Authors and artists
Vanessa Tomlinson describes The Listening Museum, “a 2-hour site-specific investigation of sound in a multi-layered participatory journey through space and time …”
Danielle Bentley, in Restrung: Sounds unbound, writes “Imagine a music festival as an immersive artwork,” as, she adds, “A creatively constructed exploration of musical terrains, multisensorial and liminal experiences …”
Stephen Emmerson shares his thoughts on devising new cadenzas for Beethoven’s Fourth Piano Concerto. He writes: “One returns to such a work not to repeat one’s interpretation but to deepen it … Writing new cadenzas for it was an integral part of this process.” His cadenza is on this page, and it’s beautiful.
Erik Griswold, in Prepared to Explore, writes “I’ve been searching out the music of the prepared piano, ‘sounding the instrument’ in cascading textural improvisations, trying to create music which is borne completely of the medium …”
Jessica Aszodi, in Vocal entanglements, tells us “I am a singer … For two months in 2013, I was a fellow of the Tanglewood Music Center in Massachusetts, USA, where I performed in a number of projects …”
Louise Denson, in Music at the end of my street, comes to realize that “The coalescence of time, space, contemplation and habit that I experience every time I go for a walk, creates the music in my life.”
Kim Cunio discusses bearing witness and music composition. “Informed by this sensibility,” he points out, “bearing witness in music research is something that can be framed into two simple questions …”
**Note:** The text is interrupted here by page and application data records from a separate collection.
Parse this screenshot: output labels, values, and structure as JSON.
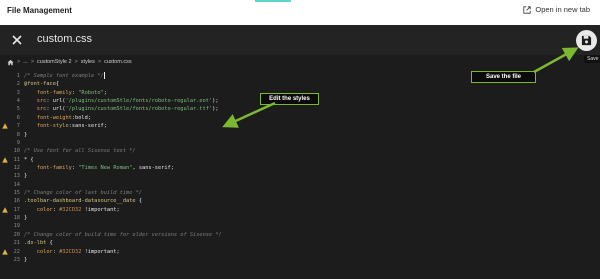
{
  "app": {
    "title": "File Management",
    "open_new_tab": "Open in new tab",
    "accent": "#5cd6cc"
  },
  "editor": {
    "file_name": "custom.css",
    "save_tooltip": "Save",
    "close_icon": "close-icon",
    "save_icon": "floppy-disk-icon"
  },
  "breadcrumb": {
    "items": [
      "...",
      "customStyle 2",
      "styles",
      "custom.css"
    ],
    "separator": ">",
    "home_icon": "home-icon"
  },
  "callouts": {
    "edit": "Edit the styles",
    "save": "Save the file",
    "color": "#7cb832"
  },
  "code": {
    "lines": [
      {
        "n": "1",
        "warn": false,
        "parts": [
          {
            "c": "c-comment",
            "t": "/* Sample font example */"
          }
        ]
      },
      {
        "n": "2",
        "warn": false,
        "parts": [
          {
            "c": "c-at",
            "t": "@font-face"
          },
          {
            "c": "c-white",
            "t": "{"
          }
        ]
      },
      {
        "n": "3",
        "warn": false,
        "parts": [
          {
            "c": "c-prop",
            "t": "    font-family"
          },
          {
            "c": "c-white",
            "t": ": "
          },
          {
            "c": "c-str",
            "t": "\"Roboto\""
          },
          {
            "c": "c-white",
            "t": ";"
          }
        ]
      },
      {
        "n": "4",
        "warn": false,
        "parts": [
          {
            "c": "c-prop",
            "t": "    src"
          },
          {
            "c": "c-white",
            "t": ": url("
          },
          {
            "c": "c-str",
            "t": "'/plugins/customStle/fonts/roboto-regular.eot'"
          },
          {
            "c": "c-white",
            "t": ");"
          }
        ]
      },
      {
        "n": "5",
        "warn": false,
        "parts": [
          {
            "c": "c-prop",
            "t": "    src"
          },
          {
            "c": "c-white",
            "t": ": url("
          },
          {
            "c": "c-str",
            "t": "'/plugins/customStle/fonts/roboto-regular.ttf'"
          },
          {
            "c": "c-white",
            "t": ");"
          }
        ]
      },
      {
        "n": "6",
        "warn": false,
        "parts": [
          {
            "c": "c-prop",
            "t": "    font-weight"
          },
          {
            "c": "c-white",
            "t": ":bold;"
          }
        ]
      },
      {
        "n": "7",
        "warn": true,
        "parts": [
          {
            "c": "c-prop",
            "t": "    font-style"
          },
          {
            "c": "c-white",
            "t": ":sans-serif;"
          }
        ]
      },
      {
        "n": "8",
        "warn": false,
        "parts": [
          {
            "c": "c-white",
            "t": "}"
          }
        ]
      },
      {
        "n": "9",
        "warn": false,
        "parts": []
      },
      {
        "n": "10",
        "warn": false,
        "parts": [
          {
            "c": "c-comment",
            "t": "/* Use font for all Sisense text */"
          }
        ]
      },
      {
        "n": "11",
        "warn": true,
        "parts": [
          {
            "c": "c-white",
            "t": "* {"
          }
        ]
      },
      {
        "n": "12",
        "warn": false,
        "parts": [
          {
            "c": "c-prop",
            "t": "    font-family"
          },
          {
            "c": "c-white",
            "t": ": "
          },
          {
            "c": "c-str",
            "t": "\"Times New Roman\""
          },
          {
            "c": "c-white",
            "t": ", sans-serif;"
          }
        ]
      },
      {
        "n": "13",
        "warn": false,
        "parts": [
          {
            "c": "c-white",
            "t": "}"
          }
        ]
      },
      {
        "n": "14",
        "warn": false,
        "parts": []
      },
      {
        "n": "15",
        "warn": false,
        "parts": [
          {
            "c": "c-comment",
            "t": "/* Change color of last build time */"
          }
        ]
      },
      {
        "n": "16",
        "warn": false,
        "parts": [
          {
            "c": "c-at",
            "t": ".toolbar-dashboard-datasource__date"
          },
          {
            "c": "c-white",
            "t": " {"
          }
        ]
      },
      {
        "n": "17",
        "warn": true,
        "parts": [
          {
            "c": "c-prop",
            "t": "    color"
          },
          {
            "c": "c-white",
            "t": ": "
          },
          {
            "c": "c-num",
            "t": "#32CD32"
          },
          {
            "c": "c-white",
            "t": " !important;"
          }
        ]
      },
      {
        "n": "18",
        "warn": false,
        "parts": [
          {
            "c": "c-white",
            "t": "}"
          }
        ]
      },
      {
        "n": "19",
        "warn": false,
        "parts": []
      },
      {
        "n": "20",
        "warn": false,
        "parts": [
          {
            "c": "c-comment",
            "t": "/* Change color of build time for older versions of Sisense */"
          }
        ]
      },
      {
        "n": "21",
        "warn": false,
        "parts": [
          {
            "c": "c-at",
            "t": ".ds-lbt"
          },
          {
            "c": "c-white",
            "t": " {"
          }
        ]
      },
      {
        "n": "22",
        "warn": true,
        "parts": [
          {
            "c": "c-prop",
            "t": "    color"
          },
          {
            "c": "c-white",
            "t": ": "
          },
          {
            "c": "c-num",
            "t": "#32CD32"
          },
          {
            "c": "c-white",
            "t": " !important;"
          }
        ]
      },
      {
        "n": "23",
        "warn": false,
        "parts": [
          {
            "c": "c-white",
            "t": "}"
          }
        ]
      }
    ]
  }
}
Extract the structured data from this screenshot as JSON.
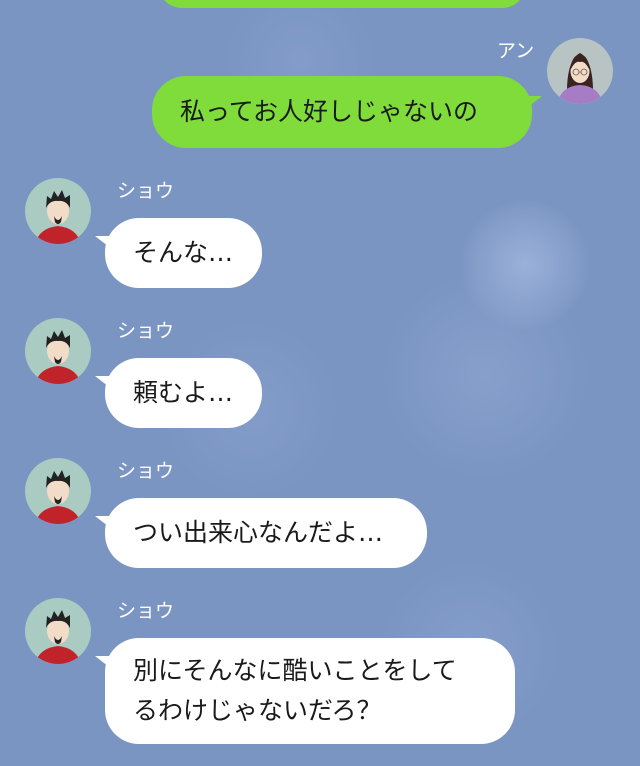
{
  "chat": {
    "messages": [
      {
        "sender": "アン",
        "side": "right",
        "text": "私ってお人好しじゃないの"
      },
      {
        "sender": "ショウ",
        "side": "left",
        "text": "そんな…"
      },
      {
        "sender": "ショウ",
        "side": "left",
        "text": "頼むよ…"
      },
      {
        "sender": "ショウ",
        "side": "left",
        "text": "つい出来心なんだよ…"
      },
      {
        "sender": "ショウ",
        "side": "left",
        "lines": [
          "別にそんなに酷いことをして",
          "るわけじゃないだろ？"
        ]
      }
    ]
  },
  "colors": {
    "background": "#7b95c3",
    "sent_bubble": "#7fdc3a",
    "received_bubble": "#ffffff",
    "name_text": "#ffffff"
  },
  "icons": {
    "avatar_an": "woman-avatar-icon",
    "avatar_shou": "man-avatar-icon"
  }
}
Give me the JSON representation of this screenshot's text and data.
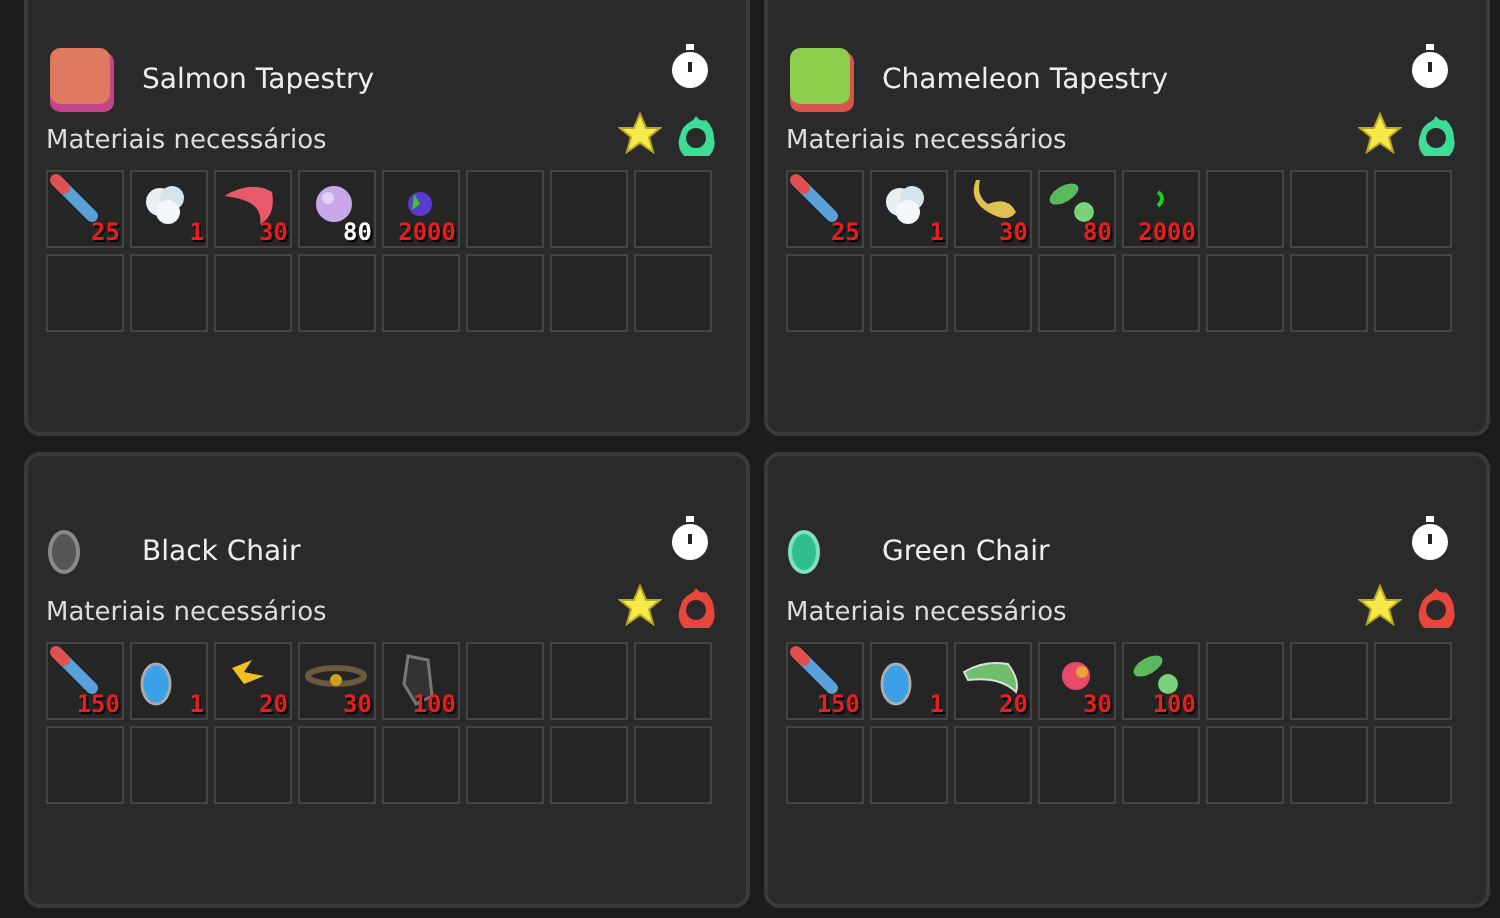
{
  "recipes": [
    {
      "title": "Salmon Tapestry",
      "section_label": "Materiais necessários",
      "color": "#3ddc97",
      "materials": [
        {
          "kind": "pencil",
          "count": "25",
          "enough": false
        },
        {
          "kind": "cotton",
          "count": "1",
          "enough": false
        },
        {
          "kind": "claw",
          "count": "30",
          "enough": false
        },
        {
          "kind": "orb",
          "count": "80",
          "enough": true
        },
        {
          "kind": "gem",
          "count": "2000",
          "enough": false
        }
      ]
    },
    {
      "title": "Chameleon Tapestry",
      "section_label": "Materiais necessários",
      "color": "#3ddc97",
      "materials": [
        {
          "kind": "pencil",
          "count": "25",
          "enough": false
        },
        {
          "kind": "cotton",
          "count": "1",
          "enough": false
        },
        {
          "kind": "tail",
          "count": "30",
          "enough": false
        },
        {
          "kind": "leaf",
          "count": "80",
          "enough": false
        },
        {
          "kind": "sprout",
          "count": "2000",
          "enough": false
        }
      ]
    },
    {
      "title": "Black Chair",
      "section_label": "Materiais necessários",
      "color": "#e8453c",
      "materials": [
        {
          "kind": "pencil",
          "count": "150",
          "enough": false
        },
        {
          "kind": "shell",
          "count": "1",
          "enough": false
        },
        {
          "kind": "wing",
          "count": "20",
          "enough": false
        },
        {
          "kind": "belt",
          "count": "30",
          "enough": false
        },
        {
          "kind": "stone",
          "count": "100",
          "enough": false
        }
      ]
    },
    {
      "title": "Green Chair",
      "section_label": "Materiais necessários",
      "color": "#e8453c",
      "materials": [
        {
          "kind": "pencil",
          "count": "150",
          "enough": false
        },
        {
          "kind": "shell",
          "count": "1",
          "enough": false
        },
        {
          "kind": "fin",
          "count": "20",
          "enough": false
        },
        {
          "kind": "flower",
          "count": "30",
          "enough": false
        },
        {
          "kind": "leaf",
          "count": "100",
          "enough": false
        }
      ]
    }
  ]
}
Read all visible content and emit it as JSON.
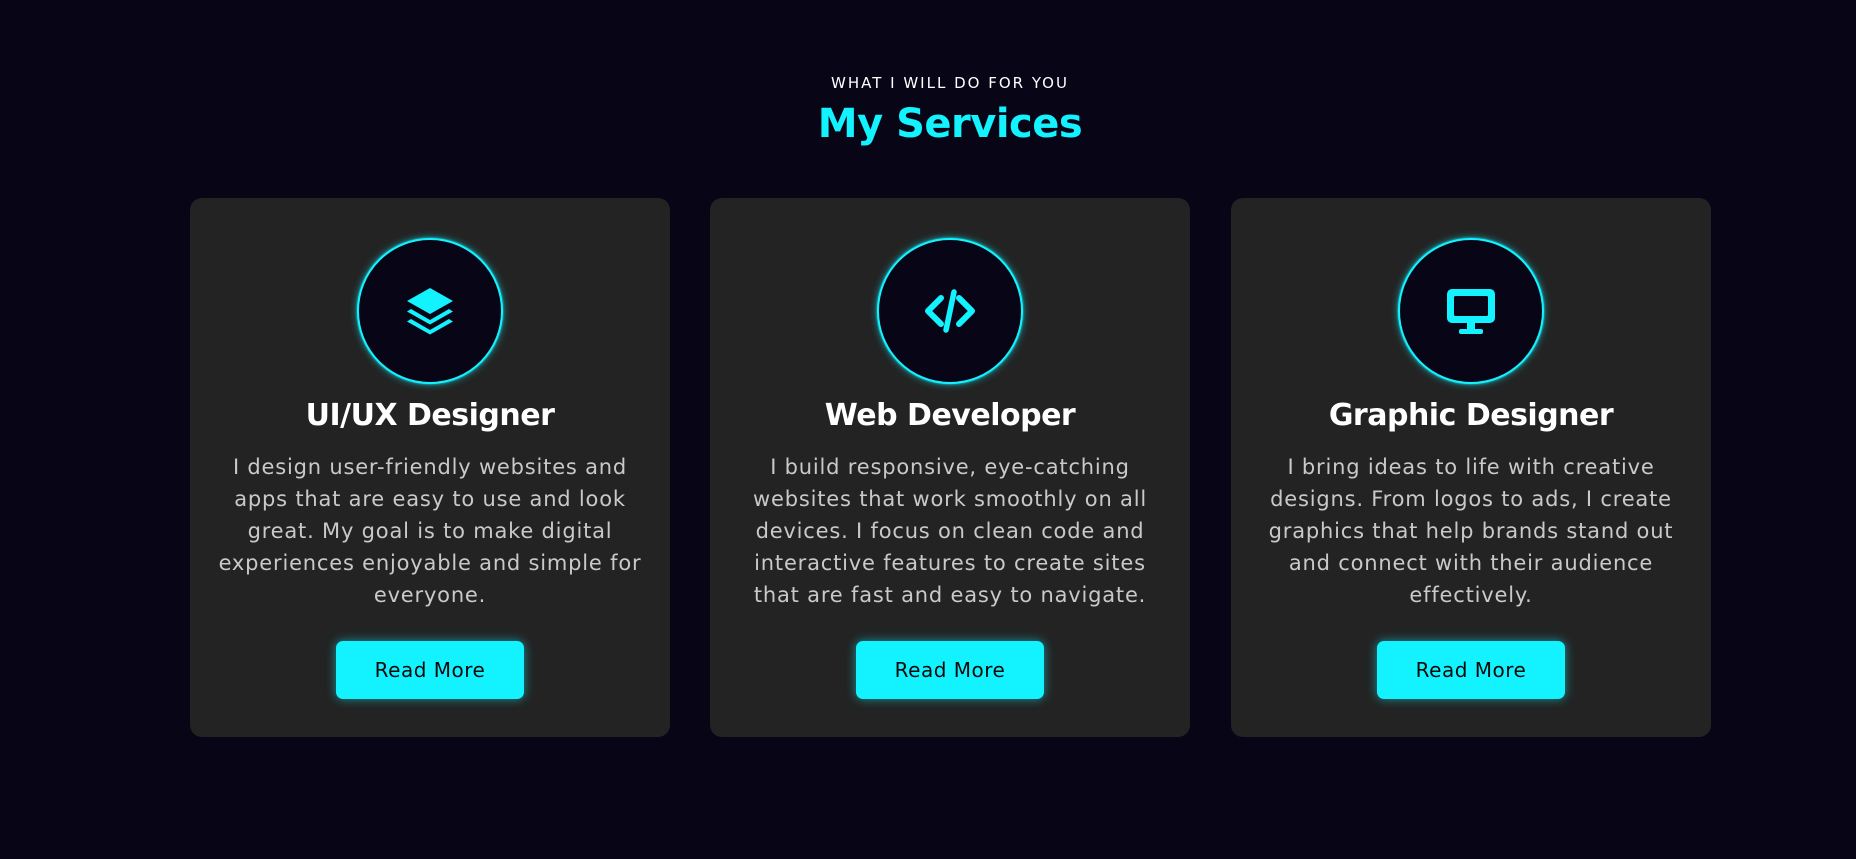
{
  "header": {
    "subtitle": "WHAT I WILL DO FOR YOU",
    "title": "My Services"
  },
  "colors": {
    "background": "#080616",
    "card": "#232323",
    "accent": "#13f2ff",
    "text": "#ffffff",
    "muted_text": "#c9c9c9"
  },
  "services": [
    {
      "icon": "layers-icon",
      "title": "UI/UX Designer",
      "description": "I design user-friendly websites and apps that are easy to use and look great. My goal is to make digital experiences enjoyable and simple for everyone.",
      "button_label": "Read More"
    },
    {
      "icon": "code-icon",
      "title": "Web Developer",
      "description": "I build responsive, eye-catching websites that work smoothly on all devices. I focus on clean code and interactive features to create sites that are fast and easy to navigate.",
      "button_label": "Read More"
    },
    {
      "icon": "desktop-icon",
      "title": "Graphic Designer",
      "description": "I bring ideas to life with creative designs. From logos to ads, I create graphics that help brands stand out and connect with their audience effectively.",
      "button_label": "Read More"
    }
  ]
}
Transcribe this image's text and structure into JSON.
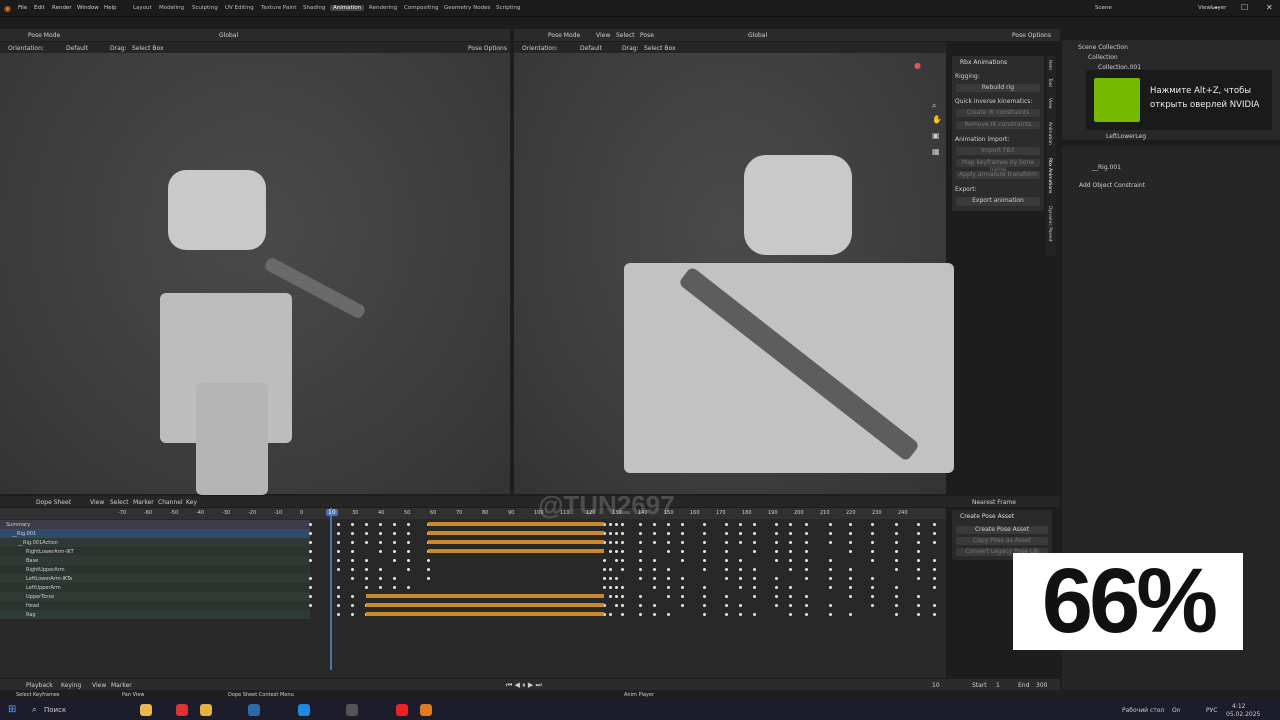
{
  "app": {
    "menus": [
      "File",
      "Edit",
      "Render",
      "Window",
      "Help"
    ],
    "workspaces": [
      "Layout",
      "Modeling",
      "Sculpting",
      "UV Editing",
      "Texture Paint",
      "Shading",
      "Animation",
      "Rendering",
      "Compositing",
      "Geometry Nodes",
      "Scripting"
    ],
    "active_workspace": "Animation",
    "scene": "Scene",
    "view_layer": "ViewLayer"
  },
  "left_view": {
    "mode": "Pose Mode",
    "orientation_label": "Orientation:",
    "orientation": "Default",
    "drag_label": "Drag:",
    "drag": "Select Box",
    "transform": "Global",
    "pose_options": "Pose Options"
  },
  "right_view": {
    "mode": "Pose Mode",
    "menu": [
      "View",
      "Select",
      "Pose"
    ],
    "orientation_label": "Orientation:",
    "orientation": "Default",
    "drag_label": "Drag:",
    "drag": "Select Box",
    "transform": "Global",
    "pose_options": "Pose Options"
  },
  "rbx_panel": {
    "title": "Rbx Animations",
    "rigging": "Rigging:",
    "rebuild": "Rebuild rig",
    "ik_label": "Quick inverse kinematics:",
    "create_ik": "Create IK constraints",
    "remove_ik": "Remove IK constraints",
    "import_label": "Animation import:",
    "import_fbx": "Import FBX",
    "map_keyframes": "Map keyframes by bone name",
    "apply_transform": "Apply armature transform",
    "export_label": "Export:",
    "export_btn": "Export animation",
    "side_tabs": [
      "Item",
      "Tool",
      "View",
      "Animation",
      "Rbx Animations",
      "Dynamic Parent"
    ]
  },
  "outliner": {
    "header": "Scene Collection",
    "collection": "Collection",
    "collection2": "Collection.001",
    "item": "LeftLowerLeg"
  },
  "nvidia": {
    "line1": "Нажмите Alt+Z, чтобы",
    "line2": "открыть оверлей NVIDIA"
  },
  "properties": {
    "object": "__Rig.001",
    "add_constraint": "Add Object Constraint"
  },
  "dopesheet": {
    "editor": "Dope Sheet",
    "menu": [
      "View",
      "Select",
      "Marker",
      "Channel",
      "Key"
    ],
    "snap": "Nearest Frame",
    "current_frame": "10",
    "ruler": [
      "-70",
      "-60",
      "-50",
      "-40",
      "-30",
      "-20",
      "-10",
      "0",
      "10",
      "30",
      "40",
      "50",
      "60",
      "70",
      "80",
      "90",
      "100",
      "110",
      "120",
      "130",
      "140",
      "150",
      "160",
      "170",
      "180",
      "190",
      "200",
      "210",
      "220",
      "230",
      "240"
    ],
    "channels": [
      "Summary",
      "__Rig.001",
      "__Rig.001Action",
      "RightLowerArm-IKT",
      "Base",
      "RightUpperArm",
      "LeftLowerArm-IKTa",
      "LeftUpperArm",
      "UpperTorso",
      "Head",
      "Rag"
    ],
    "pose_library": {
      "title": "Create Pose Asset",
      "create": "Create Pose Asset",
      "copy": "Copy Pose as Asset",
      "legacy": "Convert Legacy Pose Lib"
    }
  },
  "watermark": "@TUN2697",
  "timeline": {
    "menu": [
      "Playback",
      "Keying",
      "View",
      "Marker"
    ],
    "frame": "10",
    "start_label": "Start",
    "start": "1",
    "end_label": "End",
    "end": "300"
  },
  "statusbar": {
    "left1": "Select Keyframes",
    "left2": "Pan View",
    "left3": "Dope Sheet Context Menu",
    "center": "Anim Player"
  },
  "overlay_percent": "66%",
  "taskbar": {
    "search": "Поиск",
    "desktop": "Рабочий стол",
    "on": "On",
    "lang": "РУС",
    "time": "4:12",
    "date": "05.02.2025"
  },
  "colors": {
    "accent": "#4772b3",
    "keyframe_bar": "#c78a2d",
    "nvidia_green": "#76b900",
    "active_tab": "#444444"
  }
}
Leah Barclay, in Sounding Zameen, writes that “Zameen is a Hindi word meaning ‘land’. It is a word that has become synonymous with the damming of the Narmada River in North India. To date over 30 million people have been internally displaced …”
Toby Wren writes in Rich and Famous that the title Rich and Famous is a composition, improvisation, and performance project that fuses elements of Carnatic music (South Indian classical) with contemporary jazz harmony and instrumentation.”